Another advisor named Michael Kitces, extended Bengen’s work all the way back to 1871. His findings were the same. 1966 is still the worst year ever to retire, but 1907, 1929, and 1937 were close runners up.
All this to say, a new year still can overtake 1966 as the worst year to retire (maybe 2020?). For now, following the 4 percent rule is a conservative approach to retirement planning.
But is the 4 percent rule the best approach?
Static vs. Dynamic Spending
Imagine you have a retirement portfolio worth $1 million.
Following the 4 percent rule, you would withdraw $40,000 in your first year of retirement.
The second year, however, your distributions are no longer calculated based on a percentage of your remaining portfolio. So, you would withdraw $40,000 but adjusted for inflation.
In this way, your withdrawals are static on an after-inflation basis.
The Issue With Static Spending Rules
As you can guess, the 4 percent rule and most static spending rules have their flaws. The three main issues with static spending rules are:
- They assume spending doesn’t change throughout retirement, when in reality it usually does.
- They’re based on the worst possible outcomes for market returns and inflation, which can cause retirees to withdraw and spend a lot less than they could otherwise.
- There’s no way to calculate future returns, so retirees don’t know if they’re over- or under-withdrawing. This makes it hard to make corrections mid-course.
Dynamic Spending Rules
Another approach to retirement withdrawals and spending is to look at distributions based on actual market performance and the inflation rate. This is called dynamic spending.
Dynamic spending rules also tend to incorporate “guardrails” to adjust annual withdrawals, either up or down, so that you don’t have to worry about over or underspending.
Here are two examples of dynamic spending you can try…
The Yale Spending Rule
Believe it or not, University endowments run into some of the same problems as retirees. They want to withdraw as much as possible each year to fund the school, but they also need to preserve their nest egg.
The solution Yale University has come up with looks like this:
- 70 percent of the amount of the distribution from the previous year, adjusted for inflation, plus
- 30 percent of the moving average of the endowment’s balance over the past three years multiplied by a set spending rate (e.g., 5 percent)
Step one accounts for inflation. Step two adjusts distributions based on the endowment’s portfolio performance.
Here’s an example: Assume you plan to withdraw 5 percent from your $1 million portfolio in your first year of retirement.
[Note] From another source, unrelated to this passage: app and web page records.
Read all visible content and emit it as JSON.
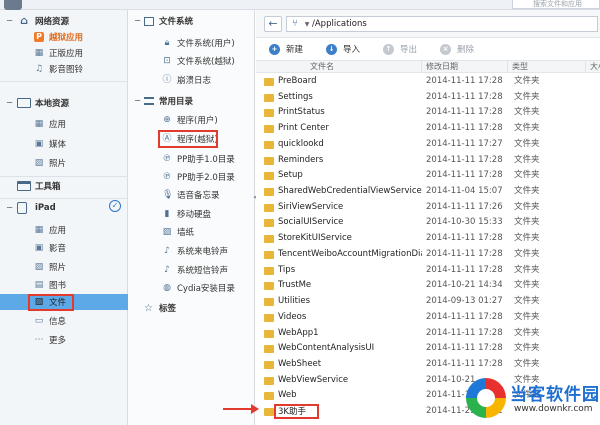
{
  "topbar": {
    "search_placeholder": "搜索文件和应用"
  },
  "sidebar": {
    "network": {
      "label": "网络资源",
      "items": [
        {
          "label": "越狱应用",
          "icon": "p-app-icon"
        },
        {
          "label": "正版应用",
          "icon": "grid-icon"
        },
        {
          "label": "影音图铃",
          "icon": "music-icon"
        }
      ]
    },
    "local": {
      "label": "本地资源",
      "items": [
        {
          "label": "应用",
          "icon": "grid-icon"
        },
        {
          "label": "媒体",
          "icon": "film-icon"
        },
        {
          "label": "照片",
          "icon": "photo-icon"
        }
      ]
    },
    "toolbox": {
      "label": "工具箱"
    },
    "ipad": {
      "label": "iPad",
      "items": [
        {
          "label": "应用",
          "icon": "grid-icon"
        },
        {
          "label": "影音",
          "icon": "film-icon"
        },
        {
          "label": "照片",
          "icon": "photo-icon"
        },
        {
          "label": "图书",
          "icon": "book-icon"
        },
        {
          "label": "文件",
          "icon": "file-icon"
        },
        {
          "label": "信息",
          "icon": "chat-icon"
        },
        {
          "label": "更多",
          "icon": "more-icon"
        }
      ]
    }
  },
  "middle": {
    "filesystem": {
      "label": "文件系统",
      "items": [
        {
          "label": "文件系统(用户)"
        },
        {
          "label": "文件系统(越狱)"
        },
        {
          "label": "崩溃日志"
        }
      ]
    },
    "common": {
      "label": "常用目录",
      "items": [
        {
          "label": "程序(用户)"
        },
        {
          "label": "程序(越狱)"
        },
        {
          "label": "PP助手1.0目录"
        },
        {
          "label": "PP助手2.0目录"
        },
        {
          "label": "语音备忘录"
        },
        {
          "label": "移动硬盘"
        },
        {
          "label": "墙纸"
        },
        {
          "label": "系统来电铃声"
        },
        {
          "label": "系统短信铃声"
        },
        {
          "label": "Cydia安装目录"
        }
      ]
    },
    "bookmarks": {
      "label": "标签"
    }
  },
  "pathbar": {
    "path": "/Applications"
  },
  "toolbar": {
    "new": "新建",
    "import": "导入",
    "export": "导出",
    "delete": "删除"
  },
  "table": {
    "headers": {
      "name": "文件名",
      "date": "修改日期",
      "type": "类型",
      "size": "大小"
    },
    "rows": [
      {
        "name": "PreBoard",
        "date": "2014-11-11 17:28",
        "type": "文件夹"
      },
      {
        "name": "Settings",
        "date": "2014-11-11 17:28",
        "type": "文件夹"
      },
      {
        "name": "PrintStatus",
        "date": "2014-11-11 17:28",
        "type": "文件夹"
      },
      {
        "name": "Print Center",
        "date": "2014-11-11 17:28",
        "type": "文件夹"
      },
      {
        "name": "quicklookd",
        "date": "2014-11-11 17:27",
        "type": "文件夹"
      },
      {
        "name": "Reminders",
        "date": "2014-11-11 17:28",
        "type": "文件夹"
      },
      {
        "name": "Setup",
        "date": "2014-11-11 17:28",
        "type": "文件夹"
      },
      {
        "name": "SharedWebCredentialViewService",
        "date": "2014-11-04 15:07",
        "type": "文件夹"
      },
      {
        "name": "SiriViewService",
        "date": "2014-11-11 17:26",
        "type": "文件夹"
      },
      {
        "name": "SocialUIService",
        "date": "2014-10-30 15:33",
        "type": "文件夹"
      },
      {
        "name": "StoreKitUIService",
        "date": "2014-11-11 17:28",
        "type": "文件夹"
      },
      {
        "name": "TencentWeiboAccountMigrationDia...",
        "date": "2014-11-11 17:28",
        "type": "文件夹"
      },
      {
        "name": "Tips",
        "date": "2014-11-11 17:28",
        "type": "文件夹"
      },
      {
        "name": "TrustMe",
        "date": "2014-10-21 14:34",
        "type": "文件夹"
      },
      {
        "name": "Utilities",
        "date": "2014-09-13 01:27",
        "type": "文件夹"
      },
      {
        "name": "Videos",
        "date": "2014-11-11 17:28",
        "type": "文件夹"
      },
      {
        "name": "WebApp1",
        "date": "2014-11-11 17:28",
        "type": "文件夹"
      },
      {
        "name": "WebContentAnalysisUI",
        "date": "2014-11-11 17:28",
        "type": "文件夹"
      },
      {
        "name": "WebSheet",
        "date": "2014-11-11 17:28",
        "type": "文件夹"
      },
      {
        "name": "WebViewService",
        "date": "2014-10-21",
        "type": "文件夹"
      },
      {
        "name": "Web",
        "date": "2014-11-11 17:28",
        "type": "文件夹"
      },
      {
        "name": "3K助手",
        "date": "2014-11-29 16:41",
        "type": ""
      }
    ]
  },
  "watermark": {
    "title": "当客软件园",
    "url": "www.downkr.com"
  },
  "colors": {
    "selected": "#5da8e6",
    "highlight_box": "#e23b2e",
    "accent": "#3c7fc8",
    "hot": "#e06a1a"
  }
}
We can also assume inflation is around 2 percent and the 3-year moving average for your portfolio balance is $960,000.
Your second year distributions would look like this:
- 70 percent of last year’s distribution ($50,000), adjusted for inflation: $35,700 ($50,000 x 70 percent plus the 2 percent inflation adjustment).
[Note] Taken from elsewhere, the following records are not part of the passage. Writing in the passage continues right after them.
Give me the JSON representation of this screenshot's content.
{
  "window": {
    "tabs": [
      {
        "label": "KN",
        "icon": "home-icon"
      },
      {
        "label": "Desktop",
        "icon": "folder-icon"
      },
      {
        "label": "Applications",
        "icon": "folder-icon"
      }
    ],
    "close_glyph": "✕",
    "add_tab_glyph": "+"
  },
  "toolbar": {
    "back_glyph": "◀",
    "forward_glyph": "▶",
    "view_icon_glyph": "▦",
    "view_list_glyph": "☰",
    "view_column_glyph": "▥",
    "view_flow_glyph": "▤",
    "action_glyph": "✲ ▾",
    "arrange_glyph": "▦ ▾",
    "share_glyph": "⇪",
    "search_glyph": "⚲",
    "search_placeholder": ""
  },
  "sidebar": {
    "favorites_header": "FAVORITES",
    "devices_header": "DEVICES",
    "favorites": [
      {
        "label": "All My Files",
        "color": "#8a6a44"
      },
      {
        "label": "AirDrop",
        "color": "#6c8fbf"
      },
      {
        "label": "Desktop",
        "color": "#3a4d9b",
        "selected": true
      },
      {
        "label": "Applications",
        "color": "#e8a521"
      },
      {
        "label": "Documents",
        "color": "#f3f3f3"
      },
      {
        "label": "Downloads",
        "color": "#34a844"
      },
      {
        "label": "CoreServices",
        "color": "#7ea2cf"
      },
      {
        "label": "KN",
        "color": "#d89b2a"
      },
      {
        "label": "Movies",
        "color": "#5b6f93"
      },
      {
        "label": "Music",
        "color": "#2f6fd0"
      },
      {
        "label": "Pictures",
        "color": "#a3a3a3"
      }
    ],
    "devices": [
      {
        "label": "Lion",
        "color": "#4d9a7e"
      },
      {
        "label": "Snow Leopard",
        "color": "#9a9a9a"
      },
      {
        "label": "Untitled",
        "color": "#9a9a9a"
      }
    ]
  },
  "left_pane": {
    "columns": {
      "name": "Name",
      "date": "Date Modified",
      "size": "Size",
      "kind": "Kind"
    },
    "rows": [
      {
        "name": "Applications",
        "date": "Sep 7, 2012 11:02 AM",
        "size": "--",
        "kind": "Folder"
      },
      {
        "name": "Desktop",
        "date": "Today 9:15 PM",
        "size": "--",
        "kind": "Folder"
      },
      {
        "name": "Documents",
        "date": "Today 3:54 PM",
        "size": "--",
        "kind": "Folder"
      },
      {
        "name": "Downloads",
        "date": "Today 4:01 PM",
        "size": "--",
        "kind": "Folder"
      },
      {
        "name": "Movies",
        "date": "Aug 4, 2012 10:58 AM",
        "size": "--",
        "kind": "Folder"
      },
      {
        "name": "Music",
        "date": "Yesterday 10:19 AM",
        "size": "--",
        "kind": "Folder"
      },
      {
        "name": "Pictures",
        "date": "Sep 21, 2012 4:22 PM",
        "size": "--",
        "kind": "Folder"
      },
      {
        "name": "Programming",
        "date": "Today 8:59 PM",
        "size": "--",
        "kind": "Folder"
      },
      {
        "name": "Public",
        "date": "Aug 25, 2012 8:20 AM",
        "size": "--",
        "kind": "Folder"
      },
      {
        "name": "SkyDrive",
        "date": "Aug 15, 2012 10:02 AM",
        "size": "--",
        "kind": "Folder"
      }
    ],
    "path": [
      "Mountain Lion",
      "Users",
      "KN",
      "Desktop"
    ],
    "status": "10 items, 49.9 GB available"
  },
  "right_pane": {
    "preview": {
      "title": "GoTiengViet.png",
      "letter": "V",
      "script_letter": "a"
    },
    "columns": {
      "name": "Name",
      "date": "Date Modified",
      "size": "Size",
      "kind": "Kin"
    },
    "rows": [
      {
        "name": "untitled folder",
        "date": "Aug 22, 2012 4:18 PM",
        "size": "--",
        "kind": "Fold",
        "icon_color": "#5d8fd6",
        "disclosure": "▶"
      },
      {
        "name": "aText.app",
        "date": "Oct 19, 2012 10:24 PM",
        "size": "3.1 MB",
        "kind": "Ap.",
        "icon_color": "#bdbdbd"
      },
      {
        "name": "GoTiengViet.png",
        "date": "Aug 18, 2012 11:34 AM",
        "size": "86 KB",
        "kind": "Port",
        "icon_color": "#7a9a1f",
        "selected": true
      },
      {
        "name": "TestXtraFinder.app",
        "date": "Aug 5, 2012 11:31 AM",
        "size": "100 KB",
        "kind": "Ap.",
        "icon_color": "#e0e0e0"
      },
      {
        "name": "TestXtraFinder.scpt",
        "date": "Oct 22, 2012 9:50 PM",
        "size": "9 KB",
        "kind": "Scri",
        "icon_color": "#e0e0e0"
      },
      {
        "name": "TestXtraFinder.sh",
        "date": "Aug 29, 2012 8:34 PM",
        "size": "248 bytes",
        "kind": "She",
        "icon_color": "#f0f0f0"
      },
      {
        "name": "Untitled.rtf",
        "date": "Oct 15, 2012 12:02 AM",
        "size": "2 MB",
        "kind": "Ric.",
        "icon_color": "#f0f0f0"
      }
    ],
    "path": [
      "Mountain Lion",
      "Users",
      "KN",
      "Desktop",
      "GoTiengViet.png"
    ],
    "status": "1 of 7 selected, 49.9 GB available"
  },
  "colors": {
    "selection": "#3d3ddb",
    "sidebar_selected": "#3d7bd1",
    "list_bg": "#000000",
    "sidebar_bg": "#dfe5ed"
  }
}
- 30 percent of the 3-year moving average portfolio balance ($960,000) times the initial spending rate (5 percent): $14,400 ($960,000 x 30 percent x 5 percent).
Add these two figures together and your second-year distribution would be: $50,100.
Lastly, the Yale Spending Rule also includes guardrails so that the university does not spend too much or too little each year. The calculated distributions must equal at least 4 percent of the portfolio but no more than 6.5 percent.
Kitces Spending Rule
Michael Kitces came up with an even simpler way to calculate distributions dynamically. He says:
- Start with a 5 percent initial withdrawal rate
- Adjust the amount each year by the rate of inflation
- Never take out more than 6 percent of your portfolio (guardrail)
- Never take out less than 4 percent of your portfolio (unless you don’t need the money)
Whether you choose a static or dynamic spending rule, it’s best to err on the conservative side.
The beauty of dynamic spending rules is the fact that you have the ability to change course if you find your nest egg growing or shrinking. We hope 2020 is not the new 1966, but even if it is you can still enjoy a comfortable retirement by following these three strategies.
To a richer life,
The Rich Life Roadmap Team